**Data excerpts**
+---+

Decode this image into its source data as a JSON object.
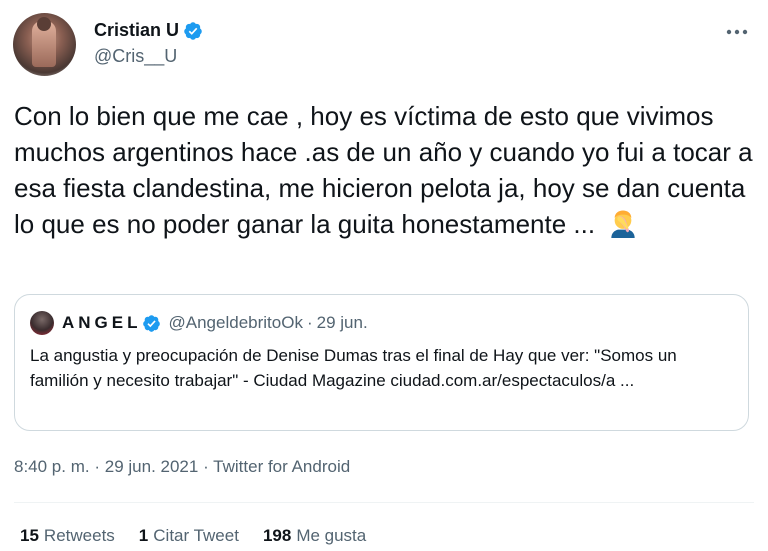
{
  "author": {
    "display_name": "Cristian U",
    "handle": "@Cris__U",
    "verified_icon": "verified-badge-icon",
    "avatar": "profile-avatar"
  },
  "more_icon": "more-dots-icon",
  "tweet": {
    "text": "Con lo bien que me cae , hoy es víctima de esto que vivimos muchos argentinos hace .as de un año y cuando yo fui a tocar a esa fiesta clandestina, me hicieron pelota ja, hoy se dan cuenta lo que es no poder ganar la guita honestamente ...",
    "emoji_icon": "facepalm-emoji-icon"
  },
  "quoted_tweet": {
    "display_name": "ANGEL",
    "handle": "@AngeldebritoOk",
    "separator": "·",
    "date": "29 jun.",
    "text": "La angustia y preocupación de Denise Dumas tras el final de Hay que ver: \"Somos un familión y necesito trabajar\" - Ciudad Magazine ciudad.com.ar/espectaculos/a ..."
  },
  "meta": {
    "time": "8:40 p. m.",
    "sep1": "·",
    "date": "29 jun. 2021",
    "sep2": "·",
    "source": "Twitter for Android"
  },
  "stats": {
    "retweets_count": "15",
    "retweets_label": "Retweets",
    "quotes_count": "1",
    "quotes_label": "Citar Tweet",
    "likes_count": "198",
    "likes_label": "Me gusta"
  },
  "colors": {
    "accent": "#1d9bf0",
    "text_primary": "#0f1419",
    "text_secondary": "#536471",
    "border": "#cfd9de"
  }
}
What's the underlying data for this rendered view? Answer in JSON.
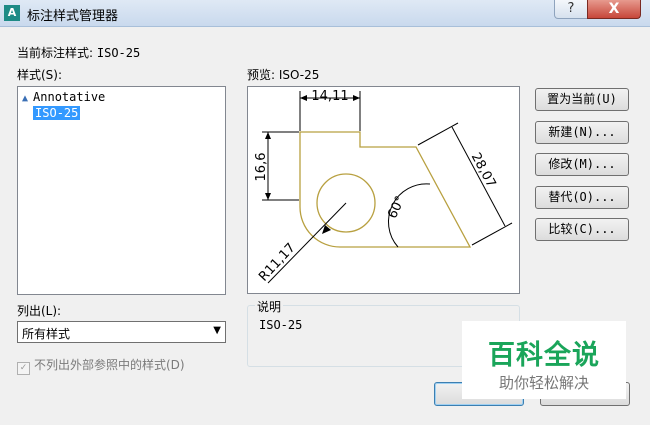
{
  "window": {
    "title": "标注样式管理器",
    "help_glyph": "?",
    "close_glyph": "X",
    "icon_glyph": "A"
  },
  "current_style": {
    "label": "当前标注样式:",
    "value": "ISO-25"
  },
  "styles": {
    "label": "样式(S):",
    "items": [
      {
        "name": "Annotative",
        "annotative": true,
        "selected": false
      },
      {
        "name": "ISO-25",
        "annotative": false,
        "selected": true
      }
    ]
  },
  "preview": {
    "label": "预览: ISO-25",
    "dims": {
      "top_width": "14,11",
      "left_height": "16,6",
      "slant": "28,07",
      "angle": "60°",
      "radius": "R11,17"
    }
  },
  "list_filter": {
    "label": "列出(L):",
    "value": "所有样式"
  },
  "xref_option": {
    "label": "不列出外部参照中的样式(D)",
    "checked": true,
    "enabled": false
  },
  "description": {
    "label": "说明",
    "text": "ISO-25"
  },
  "buttons": {
    "set_current": "置为当前(U)",
    "new": "新建(N)...",
    "modify": "修改(M)...",
    "override": "替代(O)...",
    "compare": "比较(C)..."
  },
  "watermark": {
    "title": "百科全说",
    "subtitle": "助你轻松解决"
  },
  "colors": {
    "selection": "#3399ff",
    "geometry": "#b8a040",
    "dimension": "#000000",
    "watermark": "#1aa55a"
  }
}
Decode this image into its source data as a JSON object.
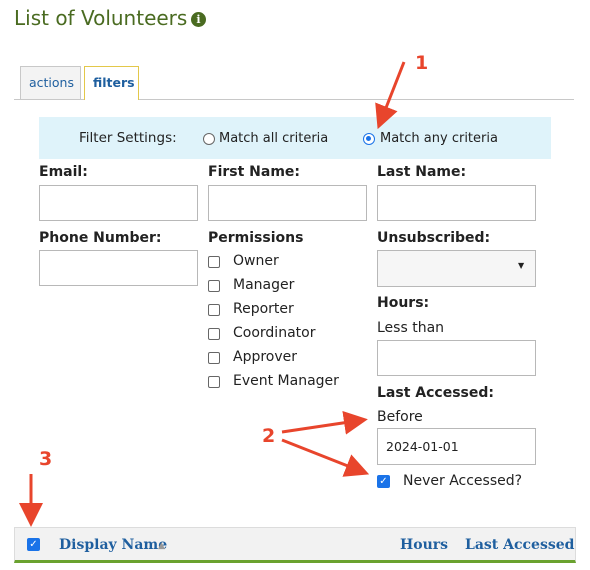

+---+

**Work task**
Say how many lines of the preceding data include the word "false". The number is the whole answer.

**Response for this exercise**
3